Qian Yi was a son of the quickly-deposed king of Wuyue (907-978), Qian Hongzong (929-973, r. 947), who lost the throne to his step-brother, Qian Hongchu, following a coup d'etat. Their uncle's reign did not last long, as he surrendered the kingdom to the rapidly-solidifying Northern Song dynasty in 978; nevertheless, the royal family enjoyed an elevated status in Song society, and it is in this context that Qian Yi and his brother Qian Kun were raised.
Qian Yi completed the jinshi examination and became a member of the Hanlin Academy in 1025, only to die the next year after working continuously for several days without rest.
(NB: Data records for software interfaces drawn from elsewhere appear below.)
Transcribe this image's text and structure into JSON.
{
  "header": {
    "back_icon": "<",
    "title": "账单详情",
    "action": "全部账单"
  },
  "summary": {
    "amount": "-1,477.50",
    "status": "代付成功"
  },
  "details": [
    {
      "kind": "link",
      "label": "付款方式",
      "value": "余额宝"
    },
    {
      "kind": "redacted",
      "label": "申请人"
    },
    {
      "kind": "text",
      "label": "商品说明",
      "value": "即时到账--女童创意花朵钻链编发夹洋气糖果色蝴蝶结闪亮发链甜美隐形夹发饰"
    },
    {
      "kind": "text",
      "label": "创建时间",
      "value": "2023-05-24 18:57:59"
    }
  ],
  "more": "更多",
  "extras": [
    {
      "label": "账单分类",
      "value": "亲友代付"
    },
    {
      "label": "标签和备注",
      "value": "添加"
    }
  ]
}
As an artist, he was known for his running and cursive scripts, especially those on large banners several meters in length, as well as for his paintings. In addition to being a skilled painter and calligrapher, he was also a prolific poet and writer.
Yuwen Gongliang became a jinshi official in 1333, the first year of the Yuan dynasty. He composed many books of poetry and was a talented artist. In 1346, he painted Qiutian Shanju Tu, a mountain landscape.
Zhou Chu, also known as Zhou Qishan, was a native of Wujin (present day Changzhou in Jiangsu province) during the Ming dynasty. He was a landscape painter who was particularly adept at painting dragons and bovines.